ARPA-E, the Department of Energy’s cutting-edge energy research program, is seeing increased private-sector buy-in for the projects it’s brought from concept to near-commercialization reality. But with those successes come some failures, and not a few pivots to realign original plans to meet the needs of the market.
This is the update from this week’s ARPA-E Energy Innovation Summit outside Washington, D.C., where the program meant to recreate DARPA’s technological achievements, such as the development of the internet, in the energy sector is taking its annual appraisal of how far it’s come in its five years of existence, and where it’s planning to go next.
On Tuesday, ARPA-E announced that twenty-two projects that have received about $95 million in federal funding have raised a collective $625 million in private-sector investment. That figure is up from last year’s tally of seventeen projects with $70 million in ARPA-E funding gathering $450 million in private sector funding.
This figure doesn’t include the two ARPA-E funded companies that have gone public in the past few years.

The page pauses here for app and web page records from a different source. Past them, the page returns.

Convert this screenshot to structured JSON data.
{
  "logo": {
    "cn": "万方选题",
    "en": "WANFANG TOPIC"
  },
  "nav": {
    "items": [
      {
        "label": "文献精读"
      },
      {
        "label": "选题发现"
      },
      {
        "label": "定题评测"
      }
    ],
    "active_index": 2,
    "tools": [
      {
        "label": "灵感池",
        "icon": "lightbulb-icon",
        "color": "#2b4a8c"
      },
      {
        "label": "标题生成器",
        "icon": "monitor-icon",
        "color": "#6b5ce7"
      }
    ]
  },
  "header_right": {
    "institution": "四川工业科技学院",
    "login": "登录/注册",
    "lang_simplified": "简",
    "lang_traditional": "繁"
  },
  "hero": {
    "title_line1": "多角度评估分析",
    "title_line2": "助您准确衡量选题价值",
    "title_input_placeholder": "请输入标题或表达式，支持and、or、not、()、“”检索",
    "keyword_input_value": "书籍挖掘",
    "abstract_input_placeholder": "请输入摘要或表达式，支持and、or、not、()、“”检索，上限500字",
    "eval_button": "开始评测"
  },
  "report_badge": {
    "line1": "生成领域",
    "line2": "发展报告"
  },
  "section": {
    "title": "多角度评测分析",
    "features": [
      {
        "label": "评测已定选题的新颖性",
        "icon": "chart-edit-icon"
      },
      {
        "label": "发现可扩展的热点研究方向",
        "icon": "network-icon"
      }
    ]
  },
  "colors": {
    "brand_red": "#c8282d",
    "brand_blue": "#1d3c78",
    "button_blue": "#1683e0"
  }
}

One, bioengineering company Ceres, raised $65 million in its February 2012 IPO, far less than the $100 million it had targeted, and has since seen shares fall from a high of more than $17 a share to less than $2 per share today. The other, Ideal Power, raised $17.5 million in its December IPO, and is starting to bring its unique power converter technology to market (stay tuned for more on Ideal Power coming soon).

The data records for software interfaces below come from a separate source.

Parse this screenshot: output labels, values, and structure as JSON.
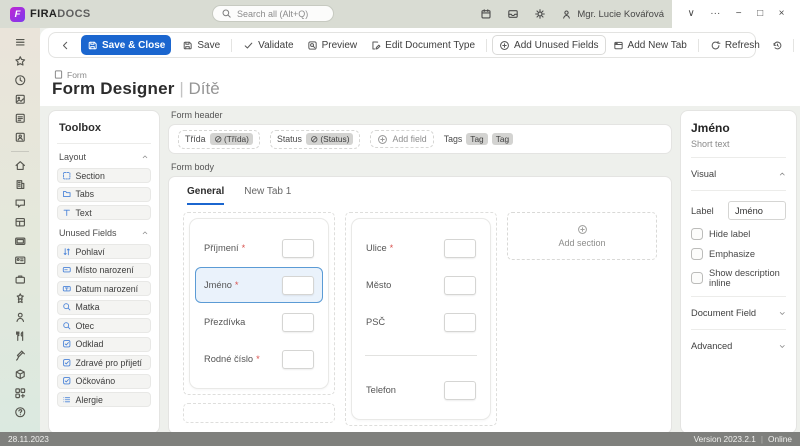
{
  "topbar": {
    "brand_bold": "FIRA",
    "brand_light": "DOCS",
    "brand_initial": "F",
    "search_placeholder": "Search all (Alt+Q)",
    "icons": [
      "calendar",
      "inbox",
      "gear"
    ],
    "user_name": "Mgr. Lucie Kovářová",
    "window_controls": [
      {
        "name": "collapse",
        "glyph": "∨"
      },
      {
        "name": "more",
        "glyph": "···"
      },
      {
        "name": "minimize",
        "glyph": "−"
      },
      {
        "name": "maximize",
        "glyph": "□"
      },
      {
        "name": "close",
        "glyph": "×"
      }
    ]
  },
  "sidebar": {
    "icons": [
      "menu",
      "star",
      "clock",
      "doc-image",
      "doc-lines",
      "doc-user",
      "divider",
      "home",
      "building",
      "chat",
      "table",
      "image-frame",
      "id-card",
      "briefcase",
      "award",
      "person",
      "food",
      "vaccine",
      "cube",
      "apps-plus",
      "help"
    ]
  },
  "toolbar": {
    "save_close": "Save & Close",
    "save": "Save",
    "validate": "Validate",
    "preview": "Preview",
    "edit_document_type": "Edit Document Type",
    "add_unused_fields": "Add Unused Fields",
    "add_new_tab": "Add New Tab",
    "refresh": "Refresh"
  },
  "breadcrumb": {
    "label": "Form"
  },
  "page": {
    "title": "Form Designer",
    "separator": "|",
    "subtitle": "Dítě"
  },
  "toolbox": {
    "title": "Toolbox",
    "sections": [
      {
        "label": "Layout",
        "items": [
          {
            "icon": "section-sq",
            "label": "Section"
          },
          {
            "icon": "tabs-folder",
            "label": "Tabs"
          },
          {
            "icon": "text-T",
            "label": "Text"
          }
        ]
      },
      {
        "label": "Unused Fields",
        "items": [
          {
            "icon": "toggle-vert",
            "label": "Pohlaví"
          },
          {
            "icon": "textbox",
            "label": "Místo narození"
          },
          {
            "icon": "datebox",
            "label": "Datum narození"
          },
          {
            "icon": "lookup",
            "label": "Matka"
          },
          {
            "icon": "lookup",
            "label": "Otec"
          },
          {
            "icon": "checkbox-check",
            "label": "Odklad"
          },
          {
            "icon": "checkbox-check",
            "label": "Zdravé pro přijetí"
          },
          {
            "icon": "checkbox-check",
            "label": "Očkováno"
          },
          {
            "icon": "list",
            "label": "Alergie"
          }
        ]
      }
    ]
  },
  "form_header": {
    "label": "Form header",
    "fields": [
      {
        "label": "Třída",
        "value": "(Třída)"
      },
      {
        "label": "Status",
        "value": "(Status)"
      }
    ],
    "add_field_label": "Add field",
    "tags_label": "Tags",
    "tags": [
      "Tag",
      "Tag"
    ]
  },
  "form_body": {
    "label": "Form body",
    "tabs": [
      {
        "label": "General",
        "active": true
      },
      {
        "label": "New Tab 1",
        "active": false
      }
    ],
    "columns": [
      {
        "zones": [
          {
            "fields": [
              {
                "label": "Příjmení",
                "required": true
              },
              {
                "label": "Jméno",
                "required": true,
                "selected": true
              },
              {
                "label": "Přezdívka"
              },
              {
                "label": "Rodné číslo",
                "required": true
              }
            ]
          },
          {
            "empty": true
          }
        ]
      },
      {
        "zones": [
          {
            "fields": [
              {
                "label": "Ulice",
                "required": true
              },
              {
                "label": "Město"
              },
              {
                "label": "PSČ"
              },
              {
                "divider": true
              },
              {
                "label": "Telefon"
              }
            ]
          }
        ]
      },
      {
        "add_section_label": "Add section"
      }
    ]
  },
  "properties": {
    "title": "Jméno",
    "subtitle": "Short text",
    "visual_label": "Visual",
    "label_row": {
      "label": "Label",
      "value": "Jméno"
    },
    "options": [
      {
        "label": "Hide label",
        "checked": false
      },
      {
        "label": "Emphasize",
        "checked": false
      },
      {
        "label": "Show description inline",
        "checked": false
      }
    ],
    "document_field_label": "Document Field",
    "advanced_label": "Advanced"
  },
  "statusbar": {
    "date": "28.11.2023",
    "version": "Version 2023.2.1",
    "divider": "|",
    "status": "Online"
  },
  "colors": {
    "accent": "#1b66cf",
    "selection_border": "#5b9bd5",
    "selection_bg": "#eaf2fb",
    "required": "#d9534f",
    "statusbar_bg": "#7f807d",
    "brand_gradient_start": "#c026d3",
    "brand_gradient_end": "#7c3aed"
  }
}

That’s out of 362 projects that have received more than $900 million through ARPA-E’s programs and open solicitations, and that list keeps growing. Just this month, Energy Secretary Ernest Moniz announced $30 million for twelve projects seeking to combine solar PV and solar thermal energy storage, under its FOCUS (Full-Spectrum Optimized Conversion and Utilization of Sunlight) program. Another $30 million program, titled REBELS (for Reliable Electricity Based on Electrochemical Systems), launched in November to solicit projects that can combine chemical energy storage systems such as fuel cells with solar, and awards for that project are expected to be announced soon.
At the same time, eighteen projects funded by ARPA-E have been canceled prior to their completion, Cheryl Martin, interim director of the agency, said in a Tuesday talk with reporters. That’s not unexpected, perhaps, given the experimental nature of the projects being funded in fields from power electronics and renewable energy to biofuels and carbon capture and sequestration.
More common than failures, Martin said, are projects that have “pivoted, either in their technical approach, or where they were going with it, how they engaged with the market.” That can apply to applying technologies to end uses different than those originally envisioned, as well as to finding ways beyond standalone commercialization to bring these technologies to market.
Corporate strategic investors and licensing partners are one likely route, particularly for technologies like materials science or carbon capture that require huge infrastructure investments to bring to scale, Martin said in a Monday interview.
Another common partner is the government: witness ARPA-E grant-winning flow battery company Primus Power and its work with defense contractor Raytheon on a microgrid project at the Marine Corps Air Station in Miramar, Calif. More than sixteen ARPA-E projects have partnered with other government agencies for further development.
Other ARPA-E programs, such as its SWITCHES (Strategies for Wide-Bandgap, Inexpensive Transistors for Controlling High-Efficiency Systems) funding for next-generation semiconductors, are broad enough to potentially apply from everything to microelectronics to electric vehicles, variable-speed drive motors, solar inverters and grid-scale power electronics, she noted.
“We don’t know today what value people will start to attribute to it, once they see it’s possible,” Martin said. She highlighted the importance of “staying close to [the] market," so that the "market feeds you back the information on where these things are going to be used.”
And while venture investment is one way to measure success in the green technology field, it’s far from the only one, she said. Some ARPA-E grant-winning companies have done well raising VC funding and landing customers and partners on their own, such as smart grid data analytics startup AutoGrid, she noted. But others have business models that simply don’t mesh with the fast and outsized returns that VC investors are looking for.
“If we were a venture firm, we’d be saying, when are they going to go public? When do we get an outcome? At ARPA-E, I don’t care if they go public,” she said. “What I want them to do is to get that technology into the market.”
Here’s the complete list of ARPA-E projects that have won private funding to date: